Tianhui Zhan 'was insane' when he killed Michael Davis
A murder trail has been told that a teenager who fatally stabbed a 21-year-old man in Glasgow city centre was insane at the time.
Psychiatrist Dr Ian Dewar told the High Court in Glasgow that he believed 19-year-old Tianhui Zhan's attack on Michael Davis was "illness driven".
Zhan admits stabbing the 21-year-old cleaner in the city's West Campbell Street last October.
He has pleaded not guilty to murder and lodged a special defence of insanity.
Dr Dewar, 44, a consultant forensic psychiatrist at the State Hospital, said: "I am of the opinion his offence was illness driven.
"He would not have been capable of determining what was right or wrong and should be considered as being insane at the time of the offence."
Dr Dewar added: "I just don't believe he would have committed this offence had he not been seriously unwell."
Under cross-examination by defence QC Brian McConnachie, Dr Dewar was asked: "The ladies and gentlemen of the jury have heard evidence from people who interacted with M Zhan and they considered him to be polite, well-mannered and with no evidence of mental illness, is that consistent?"
Dr Dewar replied: "Mr Zhan is quite adept at hiding signs of his mental illness from everyone he meets."
The court was told that initially Zhan was though to have bipolar disorder, but Dr Dewar said: "At the moment we think it's more likely to be a schizophrenic illness."
Earlier, Dr Dewar told advocate depute Derek Ogg QC, prosecuting, that Zhan had spoken to him about the events leading to the death of Mr Davis.
In a report prepared for the court, Dr Dewar said Zhan, told him that voices were instructing him to go to Glasgow. At the time Zhan was in London.

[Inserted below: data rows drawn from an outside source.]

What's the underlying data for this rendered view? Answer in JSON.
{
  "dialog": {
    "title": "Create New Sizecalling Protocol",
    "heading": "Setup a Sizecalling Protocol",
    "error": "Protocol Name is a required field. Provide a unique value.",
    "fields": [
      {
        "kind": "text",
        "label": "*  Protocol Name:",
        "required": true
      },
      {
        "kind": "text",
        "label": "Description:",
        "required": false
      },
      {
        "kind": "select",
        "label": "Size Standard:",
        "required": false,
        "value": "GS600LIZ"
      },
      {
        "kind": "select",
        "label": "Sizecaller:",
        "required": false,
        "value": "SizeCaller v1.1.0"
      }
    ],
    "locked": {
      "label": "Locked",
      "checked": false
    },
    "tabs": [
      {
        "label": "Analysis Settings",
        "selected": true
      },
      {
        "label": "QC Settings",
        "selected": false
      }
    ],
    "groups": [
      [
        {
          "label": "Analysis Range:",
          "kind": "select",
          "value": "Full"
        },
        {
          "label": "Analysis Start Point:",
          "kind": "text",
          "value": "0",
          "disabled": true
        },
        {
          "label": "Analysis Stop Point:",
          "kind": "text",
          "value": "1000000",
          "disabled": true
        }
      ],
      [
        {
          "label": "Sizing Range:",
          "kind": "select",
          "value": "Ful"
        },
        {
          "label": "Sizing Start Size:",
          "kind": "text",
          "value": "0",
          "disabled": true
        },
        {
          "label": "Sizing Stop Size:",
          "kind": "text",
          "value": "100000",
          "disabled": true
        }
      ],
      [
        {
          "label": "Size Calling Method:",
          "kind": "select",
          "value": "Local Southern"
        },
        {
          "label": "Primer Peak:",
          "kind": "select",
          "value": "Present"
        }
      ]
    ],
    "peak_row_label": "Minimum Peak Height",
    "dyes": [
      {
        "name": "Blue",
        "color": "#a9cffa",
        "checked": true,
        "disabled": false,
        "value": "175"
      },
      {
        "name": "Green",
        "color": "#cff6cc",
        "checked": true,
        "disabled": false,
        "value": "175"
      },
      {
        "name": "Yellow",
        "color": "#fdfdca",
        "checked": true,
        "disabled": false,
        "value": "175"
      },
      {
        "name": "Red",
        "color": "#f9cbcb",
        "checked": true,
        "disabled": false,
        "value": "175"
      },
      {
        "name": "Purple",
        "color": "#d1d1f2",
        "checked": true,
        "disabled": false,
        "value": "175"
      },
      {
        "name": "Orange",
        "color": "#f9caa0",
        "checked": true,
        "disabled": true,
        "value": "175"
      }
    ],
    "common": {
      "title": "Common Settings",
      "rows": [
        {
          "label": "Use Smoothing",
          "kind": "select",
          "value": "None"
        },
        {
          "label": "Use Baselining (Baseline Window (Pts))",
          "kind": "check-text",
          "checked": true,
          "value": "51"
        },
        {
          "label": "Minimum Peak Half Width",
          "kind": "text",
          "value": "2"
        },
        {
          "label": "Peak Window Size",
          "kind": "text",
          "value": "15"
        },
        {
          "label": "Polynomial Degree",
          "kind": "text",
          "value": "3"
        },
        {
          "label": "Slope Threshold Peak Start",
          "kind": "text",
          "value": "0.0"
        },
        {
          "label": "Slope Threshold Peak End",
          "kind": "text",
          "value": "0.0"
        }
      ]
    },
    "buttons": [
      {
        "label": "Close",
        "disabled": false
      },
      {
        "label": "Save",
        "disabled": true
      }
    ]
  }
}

He flew from his home in Canada in September last year to Barcelona and then went on to Hamburg before heading to the UK.
Zhan claimed the voices also told him: "You have to buy knives to protect yourself."
He said he also headed to Glasgow as he could get a flight home to Canada from there.
Zhan claimed that when he arrived in Glasgow he saw blood everywhere.
Dr Dewar in his reported added: "He started seeing blood over the faces of people and was convinced they were zombies.
"He said he bought a knife specifically for his own protection although he had never carried a weapon in the past."
The court was told that Zhan told the psychiatrist that he had limited recollection of what happened when Mr Davis was killed.
Zhan claimed that as he was speaking to Mr Davis he thought he was a zombie or a ghost.
He told Dr Dewar that he believed Mr Davis was going to attack him with a knife or a baseball bat, but now understood Mr Davis was making a phone call on his mobile.
Zhan said the voices were telling him: "Jeff if you don't kill him first he will kill you."
Dr Dewar said: "Mr Zhan didn't think he had done anything wrong."
The jury was told that after stabbing Mr Davis, Zhan made no attempt to go through his pockets looking for cash.
Dr Dewar told the court that Zhan had no history of violence, but had not been taking medication which had been prescribed for him in Canada.
The jury was told that Zhan had suffered psychiatric episodes since he was 14.
The psychiatrist added: "He found himself in a situation in which he was in a lot of stress. He was in a foreign country. He had no family or friends around and he had run out of money.
"It is reasonable to expect that the intensity of his symptoms would have worsened."
Mr Ogg asked Dr Dewar: "The jury is out in terms of his mental state at the time of the offences itself?".
The psychiatrist replied: "That's right."
The trial before temporary judge Michael O'Grady QC continues.